In the game of greater fools, the bankers who arranged Hyflux's 2016 refinancing probably gave each other pats on the back when the moms and pops of Singapore dipped into their pockets to pick up the hot potato.

Fast forward to 2018, when Hyflux's cash woes grew more apparent. Uneasy retail investors asked: "When will Tuaspring be divested and for how much?"

But Ms Lum's dogged insistence that Tuaspring should be divested for no less than book value resulted in no results.

And now that Hyflux has been hit with letters of demand and default notices from various parties as well as its bankers, the question has been rephrased: "When Tuaspring is divested, will perp and pref holders even get any of the proceeds?"

Together with Ms Lum, Hyflux independent director Gay Chee Cheong had tried to soothe concerns about the delayed Tuaspring divestment during Hyflux's last results briefing. "This is a really big amount and as with all big amounts, we have to be patient, same thing as en bloc sales," he told investors in February. "The important thing is whether we have the cashflow to fund the payment for the preference shares. And we have, so they will be paid."

Incidentally, he sold all 4,860 of his preference shares while they still traded at their par value of S$486,000 in June last year. As it turns out, April's coupon is the last one pref holders might be getting for some time.

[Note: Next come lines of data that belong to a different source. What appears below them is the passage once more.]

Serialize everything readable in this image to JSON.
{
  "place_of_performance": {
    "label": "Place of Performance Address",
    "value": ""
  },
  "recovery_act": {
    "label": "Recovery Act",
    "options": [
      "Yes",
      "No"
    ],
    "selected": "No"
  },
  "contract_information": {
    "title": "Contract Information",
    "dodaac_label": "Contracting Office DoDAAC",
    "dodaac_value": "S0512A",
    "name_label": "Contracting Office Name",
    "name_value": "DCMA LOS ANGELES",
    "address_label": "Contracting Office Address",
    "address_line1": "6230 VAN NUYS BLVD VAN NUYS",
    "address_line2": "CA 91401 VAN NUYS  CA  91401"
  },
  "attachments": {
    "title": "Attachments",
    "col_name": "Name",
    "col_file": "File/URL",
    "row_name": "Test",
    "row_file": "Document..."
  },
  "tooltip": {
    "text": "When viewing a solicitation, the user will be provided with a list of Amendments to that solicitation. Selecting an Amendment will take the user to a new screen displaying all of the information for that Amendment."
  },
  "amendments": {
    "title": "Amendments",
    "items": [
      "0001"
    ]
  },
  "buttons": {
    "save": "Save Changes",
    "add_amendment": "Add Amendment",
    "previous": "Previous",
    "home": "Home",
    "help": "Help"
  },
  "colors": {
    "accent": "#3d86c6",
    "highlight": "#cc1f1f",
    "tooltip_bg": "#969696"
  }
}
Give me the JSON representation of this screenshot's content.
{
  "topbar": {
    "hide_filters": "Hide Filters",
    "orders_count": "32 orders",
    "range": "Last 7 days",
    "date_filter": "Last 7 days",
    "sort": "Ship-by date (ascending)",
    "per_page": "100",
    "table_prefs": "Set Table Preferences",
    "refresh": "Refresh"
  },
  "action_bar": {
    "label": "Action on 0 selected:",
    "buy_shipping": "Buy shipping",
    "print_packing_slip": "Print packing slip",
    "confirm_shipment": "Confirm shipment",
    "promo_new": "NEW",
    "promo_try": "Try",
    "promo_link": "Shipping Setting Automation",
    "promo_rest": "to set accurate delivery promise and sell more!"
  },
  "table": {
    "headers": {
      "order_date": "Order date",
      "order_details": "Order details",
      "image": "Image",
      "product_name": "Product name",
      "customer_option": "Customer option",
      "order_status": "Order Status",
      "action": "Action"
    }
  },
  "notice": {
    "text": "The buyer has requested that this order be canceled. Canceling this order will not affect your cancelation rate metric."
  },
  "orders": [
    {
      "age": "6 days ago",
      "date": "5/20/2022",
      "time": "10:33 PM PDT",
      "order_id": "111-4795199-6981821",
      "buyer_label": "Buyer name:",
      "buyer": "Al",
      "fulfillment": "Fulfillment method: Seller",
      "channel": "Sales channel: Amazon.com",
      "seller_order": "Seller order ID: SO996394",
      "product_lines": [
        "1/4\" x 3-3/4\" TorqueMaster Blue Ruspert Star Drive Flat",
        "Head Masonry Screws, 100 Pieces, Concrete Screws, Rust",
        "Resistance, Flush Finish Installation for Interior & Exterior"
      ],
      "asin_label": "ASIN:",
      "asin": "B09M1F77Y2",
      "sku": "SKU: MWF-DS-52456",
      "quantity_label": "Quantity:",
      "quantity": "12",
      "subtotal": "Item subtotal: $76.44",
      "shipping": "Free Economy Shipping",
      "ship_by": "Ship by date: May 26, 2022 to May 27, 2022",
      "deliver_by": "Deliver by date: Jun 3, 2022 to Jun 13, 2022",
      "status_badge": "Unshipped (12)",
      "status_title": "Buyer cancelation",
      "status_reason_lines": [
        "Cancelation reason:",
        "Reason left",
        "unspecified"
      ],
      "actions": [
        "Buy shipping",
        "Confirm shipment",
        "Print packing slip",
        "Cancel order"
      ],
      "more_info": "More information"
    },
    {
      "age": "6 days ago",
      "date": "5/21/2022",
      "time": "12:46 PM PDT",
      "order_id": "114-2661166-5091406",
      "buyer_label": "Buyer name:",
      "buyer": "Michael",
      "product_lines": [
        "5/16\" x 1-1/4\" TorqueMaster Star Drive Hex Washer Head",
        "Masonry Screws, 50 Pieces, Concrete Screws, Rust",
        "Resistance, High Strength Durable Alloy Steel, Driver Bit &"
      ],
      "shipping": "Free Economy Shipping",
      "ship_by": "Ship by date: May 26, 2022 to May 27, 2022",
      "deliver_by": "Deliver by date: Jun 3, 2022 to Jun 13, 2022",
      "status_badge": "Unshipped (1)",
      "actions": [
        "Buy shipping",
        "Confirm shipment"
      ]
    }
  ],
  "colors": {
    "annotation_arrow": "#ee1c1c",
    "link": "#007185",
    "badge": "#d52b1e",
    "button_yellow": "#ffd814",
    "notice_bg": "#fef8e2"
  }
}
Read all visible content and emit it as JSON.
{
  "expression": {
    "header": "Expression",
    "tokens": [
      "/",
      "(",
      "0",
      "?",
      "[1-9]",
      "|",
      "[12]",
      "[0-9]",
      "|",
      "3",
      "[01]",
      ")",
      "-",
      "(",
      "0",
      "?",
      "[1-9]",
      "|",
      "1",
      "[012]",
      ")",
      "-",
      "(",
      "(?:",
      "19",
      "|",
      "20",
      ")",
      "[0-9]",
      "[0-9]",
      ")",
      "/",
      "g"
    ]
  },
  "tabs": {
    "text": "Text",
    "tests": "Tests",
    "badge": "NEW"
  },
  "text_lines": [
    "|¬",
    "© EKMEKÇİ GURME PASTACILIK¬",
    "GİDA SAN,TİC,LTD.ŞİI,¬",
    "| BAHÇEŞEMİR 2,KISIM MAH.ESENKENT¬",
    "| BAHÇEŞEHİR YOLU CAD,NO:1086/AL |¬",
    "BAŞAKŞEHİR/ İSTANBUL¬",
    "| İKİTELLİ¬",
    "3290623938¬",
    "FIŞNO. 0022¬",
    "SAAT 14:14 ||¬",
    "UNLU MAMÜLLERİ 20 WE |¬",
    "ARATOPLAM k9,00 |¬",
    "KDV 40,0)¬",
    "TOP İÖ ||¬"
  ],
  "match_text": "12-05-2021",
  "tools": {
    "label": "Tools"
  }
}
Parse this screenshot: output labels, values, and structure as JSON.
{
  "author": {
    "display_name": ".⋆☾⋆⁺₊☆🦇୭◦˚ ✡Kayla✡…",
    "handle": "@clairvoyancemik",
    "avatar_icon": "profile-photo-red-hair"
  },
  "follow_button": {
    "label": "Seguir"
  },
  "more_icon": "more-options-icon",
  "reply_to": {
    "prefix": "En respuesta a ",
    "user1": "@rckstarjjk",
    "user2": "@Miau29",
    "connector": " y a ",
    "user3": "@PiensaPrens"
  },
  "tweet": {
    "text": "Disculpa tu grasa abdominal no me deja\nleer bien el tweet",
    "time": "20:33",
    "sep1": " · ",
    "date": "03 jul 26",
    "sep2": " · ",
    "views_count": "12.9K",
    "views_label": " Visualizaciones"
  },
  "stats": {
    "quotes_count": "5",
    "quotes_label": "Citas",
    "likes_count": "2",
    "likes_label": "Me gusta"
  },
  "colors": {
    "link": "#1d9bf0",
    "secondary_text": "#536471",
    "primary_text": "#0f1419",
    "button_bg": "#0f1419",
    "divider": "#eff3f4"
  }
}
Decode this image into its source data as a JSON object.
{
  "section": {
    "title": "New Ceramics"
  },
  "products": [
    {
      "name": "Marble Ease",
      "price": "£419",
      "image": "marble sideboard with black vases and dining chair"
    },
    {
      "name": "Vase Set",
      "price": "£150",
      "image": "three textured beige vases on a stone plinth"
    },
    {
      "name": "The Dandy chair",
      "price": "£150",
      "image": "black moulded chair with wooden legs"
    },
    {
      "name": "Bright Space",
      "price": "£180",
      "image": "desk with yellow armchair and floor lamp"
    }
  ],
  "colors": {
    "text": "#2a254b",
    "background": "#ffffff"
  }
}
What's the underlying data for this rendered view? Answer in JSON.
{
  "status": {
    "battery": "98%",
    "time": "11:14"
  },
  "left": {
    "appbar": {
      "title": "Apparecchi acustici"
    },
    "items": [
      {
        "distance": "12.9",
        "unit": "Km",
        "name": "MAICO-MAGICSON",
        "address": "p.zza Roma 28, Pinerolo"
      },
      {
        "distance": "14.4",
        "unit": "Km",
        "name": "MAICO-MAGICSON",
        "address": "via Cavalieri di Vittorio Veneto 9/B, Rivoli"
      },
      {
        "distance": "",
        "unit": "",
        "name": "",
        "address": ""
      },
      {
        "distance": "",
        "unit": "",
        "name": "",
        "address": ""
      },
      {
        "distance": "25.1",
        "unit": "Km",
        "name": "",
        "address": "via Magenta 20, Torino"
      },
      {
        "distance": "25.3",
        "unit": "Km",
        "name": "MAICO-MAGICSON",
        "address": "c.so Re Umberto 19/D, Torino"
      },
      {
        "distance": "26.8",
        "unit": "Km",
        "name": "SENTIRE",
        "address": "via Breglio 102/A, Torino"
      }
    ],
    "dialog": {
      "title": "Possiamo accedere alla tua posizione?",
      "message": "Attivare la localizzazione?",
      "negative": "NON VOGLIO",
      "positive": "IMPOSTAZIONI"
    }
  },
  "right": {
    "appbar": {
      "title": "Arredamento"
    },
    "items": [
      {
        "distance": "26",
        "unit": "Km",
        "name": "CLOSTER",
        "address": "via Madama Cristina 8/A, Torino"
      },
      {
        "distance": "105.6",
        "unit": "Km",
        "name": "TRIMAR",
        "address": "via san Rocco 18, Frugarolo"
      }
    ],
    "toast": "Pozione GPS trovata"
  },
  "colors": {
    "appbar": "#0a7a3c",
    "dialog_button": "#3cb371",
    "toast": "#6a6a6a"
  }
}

Hyflux filed for court protection on May 22. A hearing on its petition for a six-month debt moratorium will take place on June 19.

Contacted on Wednesday, Mr Gay said his earlier statement was made with no specific reference to any of the shares: "I am still holding three million Hyflux shares and 500,000 perps."

Then there is the series of transactions related to Hyflux's smaller consumer water business, HyfluxShop.

In February, Hyflux distributed 70 per cent of the shares of HyfluxShop to Hyflux shareholders via a dividend in specie, resulting in Ms Lum, Hyflux's controlling shareholder, owning 23.8 per cent of HyfluxShop.

She then made a general offer to buy up the remaining HyfluxShop shares from the rest of the minority shareholders. HyfluxShop is valued at S$20 million, based on the price per share she offered to pay. At the same time, Hyflux agreed to buy S$20 million HyfluxShop preference shares with a 6 per cent annual dividend.

Why were Hyflux shareholders treated to a distribution three months before the company told perp holders that their S$15 million semi-annual coupon would be withheld in May? Were these moves made to ring-fence HyfluxShop from the troubled mother ship in the event creditors came calling? That's what some observers have suggested, and Ms Lum will have to answer to Hyflux's perp and pref holders.

There is still a perception that Hyflux would be saved because it operates a strategic asset. But the fact is PUB, the national water agency, is agnostic about who operates Tuaspring. Sembcorp or Keppel could easily take on the job if Hyflux goes bust.

Asked by The Business Times how a winding-up of Hyflux might affect the ownership and operations of Tuaspring, a PUB spokesman said: "The plant is currently in operation and supplying desalinated water to PUB. PUB has been monitoring the developments closely and there are measures in place to keep the plant in continued operation."

In any case, the perps trustee has slapped Hyflux with a notice of default for missing the May payment.

For what it's worth, the event of default gives perp holders the power to order the trustee to initiate proceedings for Hyflux to be wound up - that is, if 75 per cent of the votes cast at an extraordinary general meeting are in favour of doing so, or if perp holders representing not less than 25 per cent in principal amount of the perps write in to the trustee to do so. In both cases, the trustee will require pre-funding and indemnification.

But liquidation is probably the worst case scenario for all concerned, so perp holders will still be hoping that Hyflux's proposed restructuring would offer them fair terms - and not be let down once again.

Source: Business Times © Singapore Press Holdings Ltd. Permission required for reproduction.